It’s been ten long years since Andie Miller stepped foot in the law office of North Archer — and only then to let him know she was on her way out the door. But now it’s 1992, a decade since she and her ex-husband crossed paths, and she’s finally ready to let him go. She wants to throw his alimony checks back in his face and start over . . . with Will Spenser.
But North has other plans. Now the appointed guardian of a distant cousin’s two young children, North desperately needs help — especially since the kids have already cycled through three nannies. Something strange is happening at Archer House, a property for which he’s responsible, and someone has to figure out what’s going on. Someone North trusts to tell him the truth — and get those kids out of there and ready for school. Kind but firm, Andie seems a logical — if unexpected — choice.
And, surprisingly, she’s up for the task. Andie makes her way to the old Victorian home in Ohio, transported stone by stone from England more than a century before. Complete with a moat and one surly housekeeper, Mrs. Crumb, Archer House has a distinctly creepy vibe — and meeting the two children does nothing to alleviate that. Young Alice’s pastimes include screaming for no reason, demanding unreasonable things, giving angry looks and being as uncooperative as possible. Her brother, Carter, is a quiet 12-year-old who loves art — but is rumored to have a thing for fires. As in, starting them. Everywhere.
And did we mention the ghosts? It doesn’t take long for Andie to begin feeling unexpected drafts in the home, not totally ridiculous given the size and nature of an old house like that . . . but how can she explain the visions and figures she sees lurking around the pond and Alice’s bed, or up in the old tower? And what’s frightening the children so that they refuse to leave Archer House — on risk of death?
Jennifer Crusie’s Maybe This Time is a hard novel to classify — mostly because it’s such a conglomeration of many (awesome) genres. Part romance, part mystery, part thriller, Crusie’s latest — her first solo work in six years — was a suspenseful, entertaining and often laugh-out-loud funny look at woman grappling with the past not really being the past . . . and the unexpected feelings of devotion she suddenly feels for two young children.

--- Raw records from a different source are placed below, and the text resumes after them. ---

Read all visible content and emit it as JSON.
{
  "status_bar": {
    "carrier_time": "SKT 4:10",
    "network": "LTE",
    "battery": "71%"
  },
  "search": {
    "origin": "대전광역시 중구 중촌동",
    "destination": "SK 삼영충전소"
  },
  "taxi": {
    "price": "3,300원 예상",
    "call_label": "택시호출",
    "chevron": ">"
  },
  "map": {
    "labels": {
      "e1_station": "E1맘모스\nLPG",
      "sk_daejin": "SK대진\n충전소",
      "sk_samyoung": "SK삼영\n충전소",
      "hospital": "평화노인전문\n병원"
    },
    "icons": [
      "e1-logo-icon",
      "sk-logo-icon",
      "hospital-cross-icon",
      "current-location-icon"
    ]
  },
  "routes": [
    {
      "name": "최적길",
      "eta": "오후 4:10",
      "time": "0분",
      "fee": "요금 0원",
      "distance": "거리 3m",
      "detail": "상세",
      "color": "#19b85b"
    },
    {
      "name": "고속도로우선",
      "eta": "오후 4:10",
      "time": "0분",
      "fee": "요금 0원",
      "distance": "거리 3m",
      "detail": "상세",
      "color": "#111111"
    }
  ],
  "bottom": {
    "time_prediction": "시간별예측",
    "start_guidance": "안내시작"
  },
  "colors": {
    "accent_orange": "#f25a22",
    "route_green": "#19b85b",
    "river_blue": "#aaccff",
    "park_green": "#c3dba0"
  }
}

And, you know, surviving the vengeful natures of a few murderous ghosts.
Andie is a resourceful, strong and quick-witted character, and there isn’t too much not to like about her. She manages to walk the fine line between speaking her mind and being honest while not being a raging jerk, and I can respect that. North, on the other hand, comes across as cold and steel-hearted — until you get to know him and see past the lawyerly facade. And recognize the undeniable soft spot he has for his ex-wife. It’s not difficult to see what would draw her to him, a woman with such confidence — a woman he let slip away while he slogged away at his law firm, losing himself in nothing but work and old family drama.
What I loved about Maybe This Time were these two realistic, relatable characters — and the kids, too, who you can’t help but feel close to after spending so many pages here with them. Alice comes across as a borderline nutcase when we first meet her, but I absolutely adored her by the close of the book. She and Carter both act the way you’d expect children to act, complete with intelligent but still child-like dialogue, and I really appreciated that. Plus, I couldn’t help but giggle when she referred to North as “Bad Uncle,” or just plain ol’ “Bad” for short.
For as much as this is about Andie and North reuniting (perhaps?) or Andie caring for and helping the kids, it’s also a real ghost story — complete with mystery and a few bone-chilling scenes. In particular, one features an old nanny, Miss J, and Crusie makes reference to the gaping black holes in her head where eyes should have been. When a seance is held to try and rid Archer House of the apparitions, I got genuine goosebumps. But for a scaredy cat like me, the frightening aspects weren’t overwhelming — and only served to enhance an otherwise very entertaining story.
Fluid, witty and undeniably skilled, Jennifer Crusie has crafted a romantic and very readable story in Maybe This Time. Fans of contemporary fiction, ghost stories and romance will love the unique combination she’s created here — and I’ll be happy to share this one with the other fiction readers in my life.
4.5 out of 5!